“I’ve been told we should expect to see that project soon for conditional commitment,” a budget office official wrote in an April 8, 2010, e-mail.
Another official said in an e-mail: “Possible to close and default on one before closing on a second??? Could be a record.”
Solyndra had forecast that the next phase of its factory would cost $642 million, which it planned to raise through the second loan guarantee and by selling shares to the public, according to the December filing.
By the time of the decision to drop the application, Solyndra’s financial problems were becoming clearer. It had amended its SEC filing in March 2010 to include a warning from its auditor that it might have to cease operating and in June had withdrawn its planned initial public offering.
In December 2010, Solyndra violated the terms of its $535 million award by failing to set aside the first of six $5 million payments for a reserve fund.
The administration then restructured the loan, which placed Solyndra’s debt to the government behind $75 million in fresh money from outside investors, a decision that congressional Republicans have criticized. Energy Department officials said the agreement was a last-ditch effort to save the company.
Solyndra filed for bankruptcy protection on Sept. 6. Two days later the FBI raided the company’s Fremont, California, offices as part of an investigation into possible accounting fraud.
Matt Rogers, an Energy Department adviser on stimulus projects, said in a May 24, 2010, e-mail to Rod O’Connor, who was then Chu’s chief of staff, that Solyndra faced economic challenges, including falling silicon prices that benefited rival companies and declining demand in Europe for solar panels.
Rogers also said the company had been counting on “an energy bill to pass,” including a renewable-energy standard, “to ensure adequate U.S. market size.”
Rogers said Solyndra would face problems in the “18-24 month window, but the company should be going strong into the fall with their new facilities on line.”
House Republicans expanded an eight-month investigation into the loan guarantee yesterday, demanding all communications about Solyndra among White House officials since Obama’s 2009 inauguration.
--Editors: Judy Pasternak, Steve Geimann
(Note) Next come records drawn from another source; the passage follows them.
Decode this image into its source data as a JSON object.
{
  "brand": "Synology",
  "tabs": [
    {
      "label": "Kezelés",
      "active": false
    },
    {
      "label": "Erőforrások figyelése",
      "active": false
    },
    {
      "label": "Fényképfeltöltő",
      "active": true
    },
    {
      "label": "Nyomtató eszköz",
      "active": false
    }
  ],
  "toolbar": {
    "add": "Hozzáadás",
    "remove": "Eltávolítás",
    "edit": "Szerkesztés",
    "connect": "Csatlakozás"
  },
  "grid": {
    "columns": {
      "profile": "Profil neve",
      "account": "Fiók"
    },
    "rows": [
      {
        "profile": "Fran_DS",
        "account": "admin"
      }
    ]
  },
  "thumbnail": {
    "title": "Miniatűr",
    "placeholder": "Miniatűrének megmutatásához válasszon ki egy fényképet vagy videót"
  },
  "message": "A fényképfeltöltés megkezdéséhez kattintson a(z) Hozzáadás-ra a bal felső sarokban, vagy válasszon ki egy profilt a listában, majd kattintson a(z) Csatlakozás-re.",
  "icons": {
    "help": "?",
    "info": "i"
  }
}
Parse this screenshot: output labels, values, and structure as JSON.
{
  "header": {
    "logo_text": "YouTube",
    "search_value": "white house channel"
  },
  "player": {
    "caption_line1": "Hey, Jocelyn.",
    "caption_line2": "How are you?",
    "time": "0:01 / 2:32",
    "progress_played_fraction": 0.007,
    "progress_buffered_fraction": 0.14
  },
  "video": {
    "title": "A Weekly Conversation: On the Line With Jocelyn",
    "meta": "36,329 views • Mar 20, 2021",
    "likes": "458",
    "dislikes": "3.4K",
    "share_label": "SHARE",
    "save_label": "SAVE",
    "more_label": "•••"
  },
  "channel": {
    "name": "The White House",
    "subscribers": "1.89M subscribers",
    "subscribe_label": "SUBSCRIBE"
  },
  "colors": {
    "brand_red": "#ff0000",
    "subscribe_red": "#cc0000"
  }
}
To contact the reporter on this story: Jim Snyder in Washington at email@example.com
To contact the editor responsible for this story: Larry Liebert at firstname.lastname@example.org